Hey, instructional routines, where are you?

This is my midyear wake up call.

At the beginning of the school year I developed some goals. They were ambitious, to say the least. It was around the start of December that I realized how unreasonable my expectations were for 2016-17. I’ve been in the game for a while, I should’ve known better. Shame on me.

Despite my lack of judgement and setting myself up for failure, three of my goals came with a higher priority for me. This post serves as a self-critique on my progress towards one of those three: my use of instructional routines.

I worked on these routines a lot last summer through New Visions (here and here) and at TMC16. I had a crazy vision that they would transform my teaching this year. They were going to help my students leverage mathematical structure like never before. Being routines, I was going to get better at using them as the year progressed. I was going to learn to lean on them.

Well, next week the first semester is coming to a close and my use of them has been pitiful. Sure, my first unit in algebra 2 held much promise. I used the routines five times over the course of a few weeks, which was a huge win in my book. I started off strong. Slowly, though, I got bogged down with the curriculum. I got consumed with more immediate concerns and stressors, like being at a new school, running around to three different classrooms during the day. In the meantime, I forgot all about the instructional routines that I so zealously committed myself to back in September. I’ve used Connecting Representations one time since that first unit. I haven’t used Contemplate then Calculate at all.

Accepting this isn’t easy because of how much I really wanted to use these routines. That said, I know that it’s normal to unintentionally forget about goals. But I also know that if I recognize the struggle, write about it, and let it breath, I can begin realigning myself to the vision I had back in September.

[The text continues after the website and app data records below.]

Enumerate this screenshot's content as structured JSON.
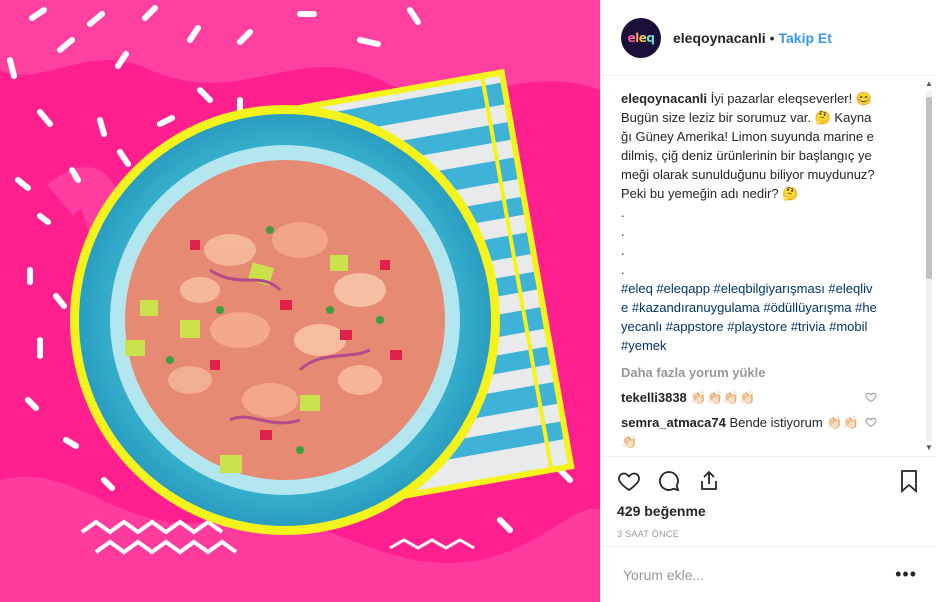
{
  "post": {
    "author": "eleqoynacanli",
    "avatar_text": "eleq",
    "separator": "•",
    "follow_label": "Takip Et",
    "caption_user": "eleqoynacanli",
    "caption_text": "İyi pazarlar eleqseverler! 😊 Bugün size leziz bir sorumuz var. 🤔 Kaynağı Güney Amerika! Limon suyunda marine edilmiş, çiğ deniz ürünlerinin bir başlangıç yemeği olarak sunulduğunu biliyor muydunuz? Peki bu yemeğin adı nedir? 🤔\n.\n.\n.\n.",
    "hashtags": "#eleq #eleqapp #eleqbilgiyarışması #eleqlive #kazandıranuygulama #ödüllüyarışma #heyecanlı #appstore #playstore #trivia #mobil #yemek",
    "load_more": "Daha fazla yorum yükle",
    "comments": [
      {
        "user": "tekelli3838",
        "text": "👏🏻👏🏻👏🏻👏🏻"
      },
      {
        "user": "semra_atmaca74",
        "text": "Bende istiyorum 👏🏻👏🏻👏🏻"
      }
    ],
    "likes": "429 beğenme",
    "time": "3 SAAT ÖNCE",
    "comment_placeholder": "Yorum ekle...",
    "more_options": "•••",
    "icons": [
      "heart-icon",
      "comment-icon",
      "share-icon",
      "bookmark-icon"
    ]
  },
  "colors": {
    "background": "#ff1f8e",
    "plate": "#3fc0d8",
    "accent_yellow": "#f4f41c",
    "link": "#3897f0"
  }
}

What’s great is that I’ll soon begin digging into Routines for Reasoning and have scheduled a workshop with New Visions, both of which should help me find the routines that I so desperately want to implement.

 

bp

Contemplate then Calculate

I’m taking a Structured Inquiry course this summer offered by New Visions for Public Schools. As part of the course, we are required to design a Contemplate then Calculate instructional routine and rehearse it with the class. David Wees and Kaitlin Ruggiero have both done some inspiring work with #CthenC routines and much of my motivation comes from them.

If you’re unaware of Contemplate then Calculate, the goal is to get students thinking about mathematical structure. The routine leverages student observations, honors their approaches, and highlights reflections on their own thinking. There is a public collection already created by David, Kaitlin, and the New Visions team.

Here was my task.

Screen Shot 2016-07-13 at 7.53.31 AM

Reflections:

  • I initially planned for this to come at the end of an exponentials unit, but after some discussion, I think it would fit much better at the beginning of the unit – or at least before we discuss exponential equations. One thing I’m great at is having students get overly consumed with procedures, so my hope is to get them thinking instead about the structure of the equation and the relationships that exist within it before any mention of the term “exponential equation.” I want their mathematical insights to drive how we solve these equations…and the entire curriculum.
  • To this end, I thought of four strategies that students may use, ranging from guess and check to equating exponents (excluding the one involving logarithms since the task would be presented before they appear). Interestingly, guess and check was not an approach that was adopted much during rehearsal (possibly because they were all math teachers).
  • Since my phrasing of the number of solutions was ambiguous, Robin mentioned that students could use a graphical representation to address this. They could reason that only one solution exists because f(x) = 10^(x+5) -1 is one-to-one.
  • I also considered how to represent the equation. Specifically, I thought about 100 = 10^(x-5),  10^(x-5) = 100, 100 – 10^(x-5) = 0, or using any other set of constants in place of 99 and 1. All of these alternatives have consequences for how students may approach the problem.
  • During the rehearsal, I did a fairly poor job at annotating, which is a critical aspect of the activity because it models student thinking for the rest of the class. Although I anticipated all the strategies while planning, I rushed myself during the process and the result was unclear and unorganized.
  • The reflection prompts should be tailored to the goals of the activity. The more specific they are, the more beneficial the reflection.
  • I should omit the question (e.g. “find all values of x”) during the flash of the task. This move opens things up for more diverse observations and student thinking.
  • An interesting extension was asking what if the 1 wasn’t there? How would this impact our strategy? This is a nice prelude to logarithms.
  • Designing this activity made me think about mathematical structure like I never have before. Often times I take student thinking related to structure for granted. This activity helped me better value student understandings of mathematical structure – and how to leverage those understandings to enhance learning.
  • One of the most beautiful aspects of this routine is that it goes beyond mere discovery learning. The goal isn’t for students to end up at the same strategy. The idea is to develop fluency and flexibility in their numeracy. It echoes the theme from my current book, Building Powerful Numeracy for Middle and High School Students by Pam Weber Harris.
  • All of my planning materials can be found here, which include the anticipated strategies students will use, my planned annotations, the annotations I actually did during the rehearsal, and the slides.

 

bp